Ropes and Rope-Making
Ropes are made by twisting together 3 or more strands which are themselves formed of twisted yarns. The oldest ropes are said to be made out of flax fiber. There are papyrus ropes in the British Museum that are about two thousand years old. Many vegetable fibers have been used in ropemaking, including date palm, flax, jute, cotton, hemp, and coconut fiber. Towards the end of the nineteenth century, manila was introduced and this some became the most popular ropemaking fiber.
Ropes are carefully designed so that applied loads are equally shared between the sheath yarns and the core yarns. Natural fiber ropes used in old wooden tall ships were made from yarn which had been spun from raw fibers. The material is fed into a machine which combs the fibres with steel pins and produces a coarse sliver. The slivers are spun into yarn and then made into rope with a right handed(Z) or left handed(S) twist.

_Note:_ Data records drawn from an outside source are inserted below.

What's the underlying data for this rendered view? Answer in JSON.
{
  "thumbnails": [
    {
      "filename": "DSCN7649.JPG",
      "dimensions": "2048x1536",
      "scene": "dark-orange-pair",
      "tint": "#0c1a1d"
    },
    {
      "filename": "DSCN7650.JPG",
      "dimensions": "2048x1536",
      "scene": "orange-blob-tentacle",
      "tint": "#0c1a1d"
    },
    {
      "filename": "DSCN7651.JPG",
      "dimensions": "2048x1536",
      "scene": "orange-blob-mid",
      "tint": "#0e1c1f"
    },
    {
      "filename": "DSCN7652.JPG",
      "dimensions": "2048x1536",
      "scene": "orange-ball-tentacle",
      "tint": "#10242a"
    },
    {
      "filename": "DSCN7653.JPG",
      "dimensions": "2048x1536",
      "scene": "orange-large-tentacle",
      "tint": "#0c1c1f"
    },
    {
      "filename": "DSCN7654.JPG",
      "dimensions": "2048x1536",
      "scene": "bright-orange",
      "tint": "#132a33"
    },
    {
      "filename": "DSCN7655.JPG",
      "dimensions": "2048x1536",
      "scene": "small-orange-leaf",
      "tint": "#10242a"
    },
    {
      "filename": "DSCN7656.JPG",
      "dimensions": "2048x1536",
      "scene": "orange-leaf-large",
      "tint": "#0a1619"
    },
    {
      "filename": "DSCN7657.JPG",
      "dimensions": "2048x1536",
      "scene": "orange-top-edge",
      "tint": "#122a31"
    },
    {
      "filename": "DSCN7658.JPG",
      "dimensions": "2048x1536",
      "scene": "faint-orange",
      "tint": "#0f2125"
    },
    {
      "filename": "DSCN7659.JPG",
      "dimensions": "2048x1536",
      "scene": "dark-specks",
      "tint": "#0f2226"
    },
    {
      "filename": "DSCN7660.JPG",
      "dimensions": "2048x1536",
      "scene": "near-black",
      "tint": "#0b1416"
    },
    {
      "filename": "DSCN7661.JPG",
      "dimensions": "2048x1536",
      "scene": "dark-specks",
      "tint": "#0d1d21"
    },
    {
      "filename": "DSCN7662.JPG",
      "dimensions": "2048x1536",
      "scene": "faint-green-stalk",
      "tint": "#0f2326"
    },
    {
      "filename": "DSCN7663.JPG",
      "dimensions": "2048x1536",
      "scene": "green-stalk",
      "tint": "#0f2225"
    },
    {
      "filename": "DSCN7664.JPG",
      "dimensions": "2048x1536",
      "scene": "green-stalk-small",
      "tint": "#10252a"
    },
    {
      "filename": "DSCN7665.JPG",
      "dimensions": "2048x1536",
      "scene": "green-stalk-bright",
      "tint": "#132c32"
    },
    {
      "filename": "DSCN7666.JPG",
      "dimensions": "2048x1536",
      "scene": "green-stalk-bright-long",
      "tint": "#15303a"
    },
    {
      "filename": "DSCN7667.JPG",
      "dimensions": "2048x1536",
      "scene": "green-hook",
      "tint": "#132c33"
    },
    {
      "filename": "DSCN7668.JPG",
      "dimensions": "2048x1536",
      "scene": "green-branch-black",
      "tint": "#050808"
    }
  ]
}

A manual method of making rope is by means of a ropewalk which is a path along which rope-forming strands are laid. The strands are drawn out by a traveller and when they have been drawn to the correct length the rope is closed by means of a top-cart, which is returned from the traveller end to the register plate end at a regulated speed.
The amount of twist in a rope is called the lay. A hard laid rope having more twist put into the strand and rope than a soft laid rope. A 3 stranded rope is known as plain or hawser laid. A 4 stranded which is useful for rope ladders is known as shroud laid. Cable laid ropes are made from 3 or more stranded ropes, and the twist direction is again reversed. That is, Z twisted ropes would be laid with S twist.